They are The Assembly Sopranos.
Since 1975 Democrats have controlled the New York State Assembly, and they don't merely resemble a fictional organized crime family. They are an organized crime family.
All the shadow of the Capitol requires in Albany is the Bada Bing! and Satriale's Pork Store.
So it was no surprise when Democratic Assemblyman Anthony Seminerio, who once boasted of being "John Gotti's Assemblyman," was arrested last week for an eight-year scheme he concocted to collect $500,000 in bribes. The 17-page indictment is damning.
"I'll break his balls. And I know what to break his balls about," Stugots Seminerio tells a bribe-paying hospital executive who was angry with a Department of Health official for not being helpful enough.
Seminerio, a 30-year incumbent, was also brazen and dumb enough to bring the undercover F.B.I. agent who nailed him onto the Assembly floor.
"Seminerio introduced the undercover to the Assembly Chambers' security guard, and requested that the security guard let the undercover enter the Assembly Chamber," the indictment charges. He immediately introduced the agent to Assembly Members who could help pass environmental legislation, and subsequently accepted a bribe for the "service."
Seminerio responded to the charges with his trademark arrogance. "It's one of those stupid things," he said.
He will likely join his disgraced former colleagues in resignation or expulsion from the Assembly. Or in prison. The body's most recent Assembly Sopranos, all New York City Democrats, include:
* Brian McLaughlin, allegedly the "confidential witness" who set up Seminerio. Plead guilty to racketeering charges for stealing $2.2 million from labor unions and nonprofit groups for personal use. Awaiting sentencing;
* Diane Gordon. Convicted of receiving a $500,000 bribe to build a new home. Awaiting sentencing;
* Clarence Norman, former Brooklyn Democratic Party Chairman. Convicted of accepting illegal campaign contributions. Currently serving time in a New York prison;
* Gloria Davis. Convicted of receiving a bribe. Served 90 days in jail;
* Roger Green. Plead guilty to larceny for billing taxpayers for rides to the Capital he received free of charge from a contractor. Resigned.
It never ends with this crew.
A day after Seminerio was hauled in by the F.B.I., the toothless Assembly Ethics Committee met to investigate Democratic Assemblyman Sam Hoyt and Assemblyman Greg Ball (a rare Republican Assembly Soprano). The married Hoyt has confessed to exchanging sexually explicit messages with his goomah, a legislative employee, and Ball is accused of stalking and sexual harassment.
Democratic Assemblyman Adam Clayton Powell IV has twice been accused of rape, and exonerated. Earlier this year he was charged with a D.W.I., and his female passenger was so drunk she had to be taken to a hospital emergency room by the police.
The Don of The Assembly Sopranos is Speaker Shelly Silver.

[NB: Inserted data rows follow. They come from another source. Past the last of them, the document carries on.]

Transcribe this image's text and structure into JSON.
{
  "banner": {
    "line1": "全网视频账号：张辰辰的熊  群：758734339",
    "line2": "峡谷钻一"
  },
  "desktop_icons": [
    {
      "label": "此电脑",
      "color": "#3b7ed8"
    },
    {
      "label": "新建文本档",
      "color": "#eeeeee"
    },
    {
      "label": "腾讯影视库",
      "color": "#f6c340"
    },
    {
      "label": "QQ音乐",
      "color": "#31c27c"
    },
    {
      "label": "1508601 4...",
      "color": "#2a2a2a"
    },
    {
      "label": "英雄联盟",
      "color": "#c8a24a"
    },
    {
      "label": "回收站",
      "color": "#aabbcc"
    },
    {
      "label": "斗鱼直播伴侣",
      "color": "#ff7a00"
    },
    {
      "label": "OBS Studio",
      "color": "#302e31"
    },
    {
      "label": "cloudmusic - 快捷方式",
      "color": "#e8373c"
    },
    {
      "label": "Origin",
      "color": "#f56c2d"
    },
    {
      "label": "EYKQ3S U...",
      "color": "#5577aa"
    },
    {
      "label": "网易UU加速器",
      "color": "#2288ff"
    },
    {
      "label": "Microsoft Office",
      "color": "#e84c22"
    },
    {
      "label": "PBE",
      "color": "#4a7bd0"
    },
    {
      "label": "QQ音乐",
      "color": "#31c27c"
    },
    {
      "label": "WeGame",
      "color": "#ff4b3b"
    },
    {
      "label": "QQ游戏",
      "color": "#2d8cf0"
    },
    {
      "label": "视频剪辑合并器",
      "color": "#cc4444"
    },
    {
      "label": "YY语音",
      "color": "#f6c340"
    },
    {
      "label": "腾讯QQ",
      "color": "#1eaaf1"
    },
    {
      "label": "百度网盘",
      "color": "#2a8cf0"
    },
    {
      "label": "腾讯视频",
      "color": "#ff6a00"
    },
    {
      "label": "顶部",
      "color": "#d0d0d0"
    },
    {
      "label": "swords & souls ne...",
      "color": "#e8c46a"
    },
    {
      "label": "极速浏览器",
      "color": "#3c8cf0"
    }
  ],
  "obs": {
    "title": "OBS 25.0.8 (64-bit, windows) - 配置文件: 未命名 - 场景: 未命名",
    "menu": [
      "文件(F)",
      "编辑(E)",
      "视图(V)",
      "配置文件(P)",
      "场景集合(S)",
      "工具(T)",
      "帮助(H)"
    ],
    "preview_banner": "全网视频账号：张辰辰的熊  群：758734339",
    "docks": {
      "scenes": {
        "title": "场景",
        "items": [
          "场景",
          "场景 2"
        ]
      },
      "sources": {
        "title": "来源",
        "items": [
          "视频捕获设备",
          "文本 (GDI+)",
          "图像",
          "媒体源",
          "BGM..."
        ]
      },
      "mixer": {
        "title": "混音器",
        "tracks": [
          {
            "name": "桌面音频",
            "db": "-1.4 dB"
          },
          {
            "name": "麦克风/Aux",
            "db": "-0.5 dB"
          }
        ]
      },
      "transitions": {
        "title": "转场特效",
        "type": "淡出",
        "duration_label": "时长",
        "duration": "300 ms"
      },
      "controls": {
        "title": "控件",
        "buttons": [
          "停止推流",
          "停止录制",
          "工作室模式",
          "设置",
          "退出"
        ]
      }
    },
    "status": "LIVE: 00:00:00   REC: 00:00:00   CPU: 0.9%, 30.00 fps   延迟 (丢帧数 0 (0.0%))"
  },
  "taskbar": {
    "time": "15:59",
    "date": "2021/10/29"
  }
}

He's no stranger to ethical gray areas and excusing criminal behavior.
Don Shelly once stayed at a posh Las Vegas hotel (how fitting) paid for at a discount rate by a casino company looking to expand in NewYork. And he works for a law firm notorious throughout our business community for supporting tort laws that have enriched trial lawyers and helped cripple our state economy. Because of our weak ethics laws, Silver is not required to disclose how much the firm pays him.

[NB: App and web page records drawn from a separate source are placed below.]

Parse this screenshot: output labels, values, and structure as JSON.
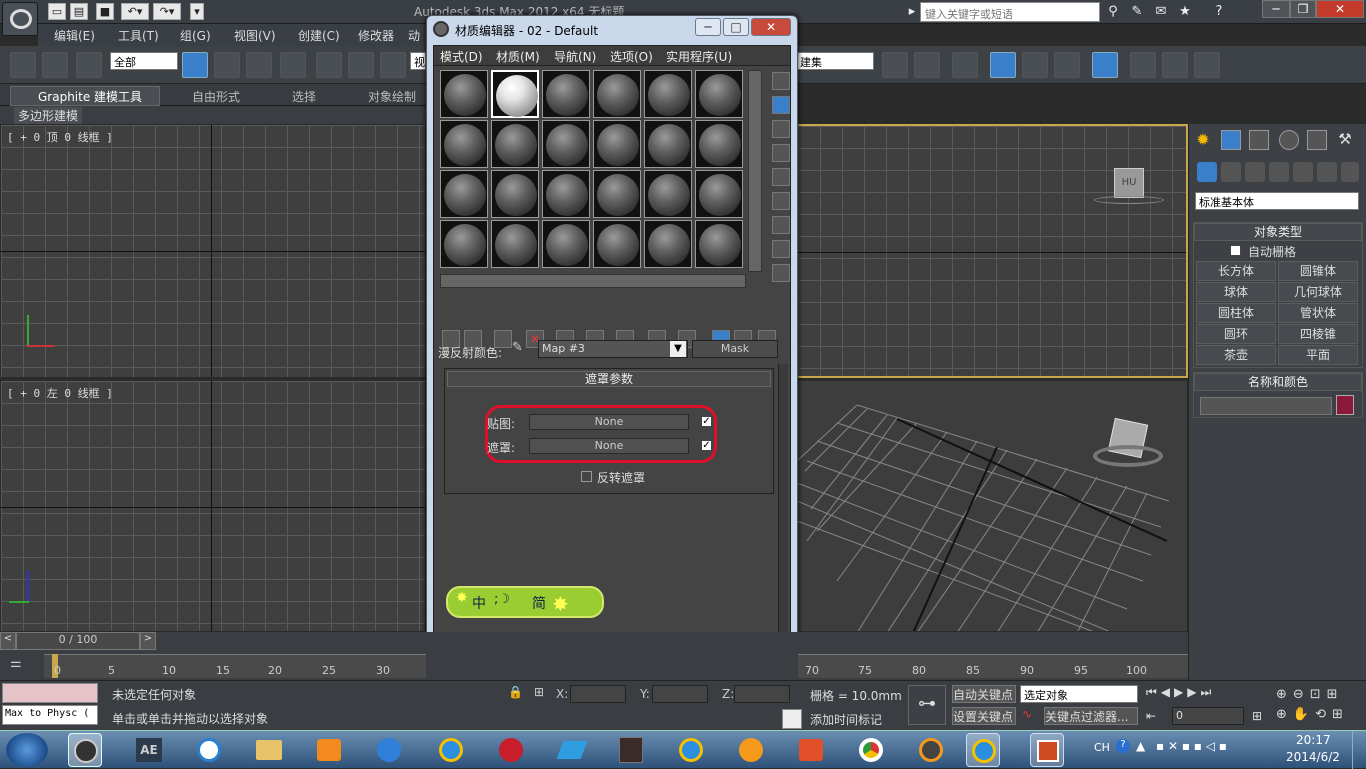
{
  "app": {
    "title": "Autodesk 3ds Max  2012 x64      无标题",
    "search_placeholder": "键入关键字或短语"
  },
  "menu": [
    "编辑(E)",
    "工具(T)",
    "组(G)",
    "视图(V)",
    "创建(C)",
    "修改器",
    "动"
  ],
  "toolbar": {
    "selection_filter": "全部",
    "view_label": "视",
    "named_selection": "建集"
  },
  "ribbon": {
    "tabs": [
      "Graphite 建模工具",
      "自由形式",
      "选择",
      "对象绘制"
    ],
    "sub": "多边形建模"
  },
  "viewports": {
    "top": "[ + 0 顶 0 线框 ]",
    "left": "[ + 0 左 0 线框 ]"
  },
  "command_panel": {
    "dropdown": "标准基本体",
    "object_type_header": "对象类型",
    "autogrid": "自动栅格",
    "buttons": [
      "长方体",
      "圆锥体",
      "球体",
      "几何球体",
      "圆柱体",
      "管状体",
      "圆环",
      "四棱锥",
      "茶壶",
      "平面"
    ],
    "name_color_header": "名称和颜色",
    "object_color": "#8b1a3a"
  },
  "material_editor": {
    "title": "材质编辑器 - 02 - Default",
    "menu": [
      "模式(D)",
      "材质(M)",
      "导航(N)",
      "选项(O)",
      "实用程序(U)"
    ],
    "diffuse_label": "漫反射颜色:",
    "map_name": "Map #3",
    "map_type": "Mask",
    "rollout_title": "遮罩参数",
    "map_label": "贴图:",
    "mask_label": "遮罩:",
    "map_value": "None",
    "mask_value": "None",
    "invert_label": "反转遮罩",
    "ime_text": "中",
    "ime_mode": "简"
  },
  "timeline": {
    "frame": "0 / 100",
    "ticks": [
      "0",
      "5",
      "10",
      "15",
      "20",
      "25",
      "30",
      "70",
      "75",
      "80",
      "85",
      "90",
      "95",
      "100"
    ]
  },
  "status": {
    "script_box": "Max to Physc (",
    "msg1": "未选定任何对象",
    "msg2": "单击或单击并拖动以选择对象",
    "x_label": "X:",
    "y_label": "Y:",
    "z_label": "Z:",
    "grid": "栅格 = 10.0mm",
    "add_time_tag": "添加时间标记",
    "auto_key": "自动关键点",
    "set_key": "设置关键点",
    "selected_objects": "选定对象",
    "key_filters": "关键点过滤器...",
    "frame_value": "0"
  },
  "taskbar": {
    "ae_label": "AE",
    "lang": "CH",
    "time": "20:17",
    "date": "2014/6/2"
  }
}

In perhaps Don Shelly's most appalling example of looking the other way in the face of criminality, he aggressively defended his chief counsel, Michael Boxley, after he was charged with raping a 22-year-old legislative employee.
It was not the first time Boxley was accused of rape, and Silver called the young woman a liar publicly. Boxley was dragged out of the Capitol in handcuffs, and is now a registered sex offender.
"Speaker Silver has acknowledged repeatedly that he was wrong about Michael Boxley," said one of his spokescapos at the time. Boxley's victim received a $500,000 settlement from the state.
A primary reason why the Assembly is an organized crime haven is because of its shameful refusal to pass financial disclosure reform legislation. Its Members can hold outside jobs, and they're not required to disclose income and holdings beyond the pittance of $1,000.
The Assembly Sopranos want it that way. It's how they stay organized until they get caught. Until they remove this veil of secrecy and pass strong financial disclosure legislation we will continue to witness the convictions of small-time Roger Green grifters as well as big-time thieves and aspiring Jimmy Hoffas like Brian McLaughlin and Anthony Seminerio.
However corrupt, from bribes to sex scandals to F.B.I wiretaps to rats to convicted felons, The Assembly Sopranos fall short of their fictional counterparts in one respect. No Assembly Member has whacked anyone.
But it wouldn't be a surprise if it's reported one day that one of them: Woke up this morning, got yourself a gun.